And so did he. She would run away from home, relapse to the old ways and the new men and the over-and-over auction of her soul. And each time, he went to find her.

How much love does it take for a betrayed husband to keep seeking?

I imagine that sometimes she hid, curled in an alley, silently cursing his relentless pursuit. And yet, when food ran out and men scorned her and she received kicks instead of payment, he was there, picking her up. Again, coming with the rescue she did not want.

Perhaps, when he took her in his arms again to take her back, his bride, she would wonder just why she left him at all. Her head would fall heavy on his shoulder and perhaps they both had tears in the dark when he carried her back home.

Shaming the name of her husband was how she lived.

Every day she flirted on the streets

Every day her actions spat upon his honor.

Yet still he unbarred the door and set out into the mud-slung streets and called in the dark for his rebel bride.

– – – – – – –

The unexpected twist in my heart came as a memory forgotten, just rising to the surface.

Because, light flashed, and I was that woman huddled in the alley, abandoned by all the lovers who had promised me happiness.

It was my husband calling me in the darkness, his voice strained and kind and full of sorrow.

Jesus calling, calling, calling.

Because I’d gone straight back to the mud after being cleansed. And it wasn’t the first time.

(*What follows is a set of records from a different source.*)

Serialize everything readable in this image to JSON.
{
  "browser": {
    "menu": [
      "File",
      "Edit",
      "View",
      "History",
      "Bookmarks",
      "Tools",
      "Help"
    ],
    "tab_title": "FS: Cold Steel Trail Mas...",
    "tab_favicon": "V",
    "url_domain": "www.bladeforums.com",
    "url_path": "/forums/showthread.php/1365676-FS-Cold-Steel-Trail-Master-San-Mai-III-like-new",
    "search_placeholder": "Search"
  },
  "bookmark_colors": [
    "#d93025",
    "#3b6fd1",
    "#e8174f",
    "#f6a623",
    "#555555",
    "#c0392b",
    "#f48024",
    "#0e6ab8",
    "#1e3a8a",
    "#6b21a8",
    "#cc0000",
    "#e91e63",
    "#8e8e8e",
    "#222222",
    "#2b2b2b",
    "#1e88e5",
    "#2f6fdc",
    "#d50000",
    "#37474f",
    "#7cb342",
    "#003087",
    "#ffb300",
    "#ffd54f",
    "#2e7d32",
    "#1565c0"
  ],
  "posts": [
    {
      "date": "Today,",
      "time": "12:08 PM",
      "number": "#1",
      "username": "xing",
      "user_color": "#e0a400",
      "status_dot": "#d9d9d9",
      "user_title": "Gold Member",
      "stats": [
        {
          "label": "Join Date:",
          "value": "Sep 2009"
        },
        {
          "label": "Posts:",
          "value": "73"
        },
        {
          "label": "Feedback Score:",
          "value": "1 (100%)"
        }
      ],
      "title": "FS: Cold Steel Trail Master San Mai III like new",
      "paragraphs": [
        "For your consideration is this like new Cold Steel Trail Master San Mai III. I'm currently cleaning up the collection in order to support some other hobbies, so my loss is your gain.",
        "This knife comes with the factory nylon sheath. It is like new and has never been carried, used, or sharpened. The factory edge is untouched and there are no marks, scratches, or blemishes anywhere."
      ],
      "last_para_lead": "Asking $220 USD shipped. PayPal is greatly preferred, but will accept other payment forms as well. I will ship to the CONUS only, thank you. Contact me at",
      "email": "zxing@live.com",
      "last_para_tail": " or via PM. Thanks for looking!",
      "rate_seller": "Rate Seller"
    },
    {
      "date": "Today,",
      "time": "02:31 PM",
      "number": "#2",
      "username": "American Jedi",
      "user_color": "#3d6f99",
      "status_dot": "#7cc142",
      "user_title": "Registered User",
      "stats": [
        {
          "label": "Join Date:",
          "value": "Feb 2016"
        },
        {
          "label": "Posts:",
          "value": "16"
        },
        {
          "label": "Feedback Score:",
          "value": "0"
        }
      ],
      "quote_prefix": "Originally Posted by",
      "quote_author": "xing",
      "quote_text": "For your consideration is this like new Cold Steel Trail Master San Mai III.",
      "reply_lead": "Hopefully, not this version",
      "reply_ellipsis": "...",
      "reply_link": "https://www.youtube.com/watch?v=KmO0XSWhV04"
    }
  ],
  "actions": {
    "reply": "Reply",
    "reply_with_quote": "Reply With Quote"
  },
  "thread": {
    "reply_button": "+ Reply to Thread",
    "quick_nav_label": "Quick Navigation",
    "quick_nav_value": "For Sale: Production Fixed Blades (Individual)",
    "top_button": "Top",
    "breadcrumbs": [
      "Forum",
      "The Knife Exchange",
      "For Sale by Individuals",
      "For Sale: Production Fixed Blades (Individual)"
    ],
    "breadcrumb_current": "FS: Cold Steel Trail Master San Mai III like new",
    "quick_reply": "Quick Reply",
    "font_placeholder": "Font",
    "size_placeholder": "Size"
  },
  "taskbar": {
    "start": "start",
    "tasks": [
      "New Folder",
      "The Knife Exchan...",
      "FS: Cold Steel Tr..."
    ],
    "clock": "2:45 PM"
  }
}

“After Gomer ran off with another man, God sent Hosea to buy her back and bring her home.  Then God said about Israel, about us, dead in our sin: “…I am now going to allure her; I will lead her into the desert and speak tenderly to her.  There I will give her back her vineyards, and will make the Valley of Achor a door of hope.  There she will sing as in the days of her youth…”  The word Achor means “trouble”.  From the ashes of the Valley of Trouble came new life, green and lush.  Forgiveness. Rest. Resurrection.”

 – Andrew Peterson –

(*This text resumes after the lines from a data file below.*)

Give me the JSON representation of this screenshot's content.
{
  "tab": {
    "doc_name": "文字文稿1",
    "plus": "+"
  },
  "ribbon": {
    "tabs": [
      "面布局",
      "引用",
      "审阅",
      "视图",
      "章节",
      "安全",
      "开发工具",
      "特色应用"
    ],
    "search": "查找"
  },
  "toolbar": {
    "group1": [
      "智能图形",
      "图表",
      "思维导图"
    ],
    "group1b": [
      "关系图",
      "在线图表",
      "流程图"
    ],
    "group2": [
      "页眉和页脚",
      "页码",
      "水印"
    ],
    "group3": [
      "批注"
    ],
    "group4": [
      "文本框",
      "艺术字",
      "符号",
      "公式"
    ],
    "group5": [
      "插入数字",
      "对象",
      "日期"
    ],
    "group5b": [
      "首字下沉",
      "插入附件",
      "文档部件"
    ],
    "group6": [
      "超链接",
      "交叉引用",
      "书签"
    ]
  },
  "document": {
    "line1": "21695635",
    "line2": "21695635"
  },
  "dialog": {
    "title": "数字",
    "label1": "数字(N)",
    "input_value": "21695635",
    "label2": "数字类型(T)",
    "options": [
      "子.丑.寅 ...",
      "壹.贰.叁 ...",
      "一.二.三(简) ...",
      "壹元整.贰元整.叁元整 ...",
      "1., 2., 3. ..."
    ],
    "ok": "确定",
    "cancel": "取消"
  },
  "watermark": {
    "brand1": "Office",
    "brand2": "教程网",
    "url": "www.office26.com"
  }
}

So in a dark, dirty ally, my Bridegroom crawled to get to me, through all the filth of my betrayal and foolishness.

And so, my eyes opened and in the story of a forsaken Israelite man and his traitor-bride—in Hosea and Gomer—I found a mirror.

Jesus, my husband, my Hosea.

Here I am, your wife, your daughter, your Gomer.

Praising you with my lips and so often chasing other gods with my heart.

I don’t know why you keep bringing me home.

“Let Thy grace Lord, like a fetter
Bind my wandering heart to Thee.”

– from the hymn “Come Thou Fount” –

“Oh, that my ways were directed to keep your statutes” (Psalm 119:5), my Hosea, my God.

Forgive me; forgive those traitorous kisses to idols.

Jesus, I am Yours, forever.

“I stumbled and fell in the road on the way home
Hosea, Hosea
I lay in the brick street like a stray dog
You came to me like a silver moon
With the saddest smile I ever knew
Hosea carried me home again, home again

You called me out to the Valley of Trouble
Just to look at the mess that I’ve made
A barren place where nothing can grow
One look and my stone heart crumbled
It was a valley as green as jade
I swear it was the color of hope
You turned a stone into a rose, Hosea

I sang and I danced like I did as a young girl
Hosea, Hosea
I am a slave and a harlot no more
You washed me clean like a summer rain
And you set me free with that ball and chain
Hosea, I threw away the key
I’ll never leave”

-Andrew Peterson, from his song “Hosea”

The redemption of Gomer is the story of my redemption. This love is more than I can understand. What did Jesus have to go through to buy you back from justice’s auction?

“….Just as Christ also loved the church and gave Himself for her…that he might present her to Himself a glorious church, not having spot or wrinkle or any such thing, but that she should be holy and without blemish.”

– Ephesians 5:25,27, NKJV –

Thank you, Public Domain Pictures and Petr Kratochvil, for today’s photo.